Required work: Set down the entries below exactly as written.

(Data supplied Opens)

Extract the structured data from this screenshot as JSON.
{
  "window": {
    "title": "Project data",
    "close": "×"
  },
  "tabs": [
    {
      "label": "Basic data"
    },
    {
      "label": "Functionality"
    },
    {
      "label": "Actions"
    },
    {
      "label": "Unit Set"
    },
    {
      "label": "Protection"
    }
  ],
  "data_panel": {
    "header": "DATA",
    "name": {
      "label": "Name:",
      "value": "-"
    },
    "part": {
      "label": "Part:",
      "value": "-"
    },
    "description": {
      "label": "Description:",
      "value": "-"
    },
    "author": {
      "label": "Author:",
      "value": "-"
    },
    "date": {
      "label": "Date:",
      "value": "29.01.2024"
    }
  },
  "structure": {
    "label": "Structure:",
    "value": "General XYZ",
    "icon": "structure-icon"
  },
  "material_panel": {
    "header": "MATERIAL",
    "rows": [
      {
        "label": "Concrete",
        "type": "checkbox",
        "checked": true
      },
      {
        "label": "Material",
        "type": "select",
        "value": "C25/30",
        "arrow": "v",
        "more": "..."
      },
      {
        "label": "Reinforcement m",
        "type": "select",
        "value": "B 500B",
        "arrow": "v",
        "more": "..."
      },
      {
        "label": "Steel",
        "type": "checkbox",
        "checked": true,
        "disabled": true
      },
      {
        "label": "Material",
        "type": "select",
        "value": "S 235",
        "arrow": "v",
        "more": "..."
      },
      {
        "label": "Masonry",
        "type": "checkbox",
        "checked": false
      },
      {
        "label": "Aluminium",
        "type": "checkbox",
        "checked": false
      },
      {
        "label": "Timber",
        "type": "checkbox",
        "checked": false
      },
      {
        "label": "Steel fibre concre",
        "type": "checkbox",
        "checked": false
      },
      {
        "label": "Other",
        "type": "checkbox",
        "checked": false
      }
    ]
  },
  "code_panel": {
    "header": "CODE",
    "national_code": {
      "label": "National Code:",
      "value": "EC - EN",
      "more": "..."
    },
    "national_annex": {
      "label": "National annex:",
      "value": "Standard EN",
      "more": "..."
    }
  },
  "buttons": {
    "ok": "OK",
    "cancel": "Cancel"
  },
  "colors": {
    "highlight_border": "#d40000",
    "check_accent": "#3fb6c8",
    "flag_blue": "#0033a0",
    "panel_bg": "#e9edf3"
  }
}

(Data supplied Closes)

Output for this exercise:
Extract the structured data from this screenshot as JSON.
{
  "window": {
    "title": "Project data",
    "close": "×"
  },
  "tabs": [
    {
      "label": "Basic data"
    },
    {
      "label": "Functionality"
    },
    {
      "label": "Actions"
    },
    {
      "label": "Unit Set"
    },
    {
      "label": "Protection"
    }
  ],
  "data_panel": {
    "header": "DATA",
    "name": {
      "label": "Name:",
      "value": "-"
    },
    "part": {
      "label": "Part:",
      "value": "-"
    },
    "description": {
      "label": "Description:",
      "value": "-"
    },
    "author": {
      "label": "Author:",
      "value": "-"
    },
    "date": {
      "label": "Date:",
      "value": "29.01.2024"
    }
  },
  "structure": {
    "label": "Structure:",
    "value": "General XYZ",
    "icon": "structure-icon"
  },
  "material_panel": {
    "header": "MATERIAL",
    "rows": [
      {
        "label": "Concrete",
        "type": "checkbox",
        "checked": true
      },
      {
        "label": "Material",
        "type": "select",
        "value": "C25/30",
        "arrow": "v",
        "more": "..."
      },
      {
        "label": "Reinforcement m",
        "type": "select",
        "value": "B 500B",
        "arrow": "v",
        "more": "..."
      },
      {
        "label": "Steel",
        "type": "checkbox",
        "checked": true,
        "disabled": true
      },
      {
        "label": "Material",
        "type": "select",
        "value": "S 235",
        "arrow": "v",
        "more": "..."
      },
      {
        "label": "Masonry",
        "type": "checkbox",
        "checked": false
      },
      {
        "label": "Aluminium",
        "type": "checkbox",
        "checked": false
      },
      {
        "label": "Timber",
        "type": "checkbox",
        "checked": false
      },
      {
        "label": "Steel fibre concre",
        "type": "checkbox",
        "checked": false
      },
      {
        "label": "Other",
        "type": "checkbox",
        "checked": false
      }
    ]
  },
  "code_panel": {
    "header": "CODE",
    "national_code": {
      "label": "National Code:",
      "value": "EC - EN",
      "more": "..."
    },
    "national_annex": {
      "label": "National annex:",
      "value": "Standard EN",
      "more": "..."
    }
  },
  "buttons": {
    "ok": "OK",
    "cancel": "Cancel"
  },
  "colors": {
    "highlight_border": "#d40000",
    "check_accent": "#3fb6c8",
    "flag_blue": "#0033a0",
    "panel_bg": "#e9edf3"
  }
}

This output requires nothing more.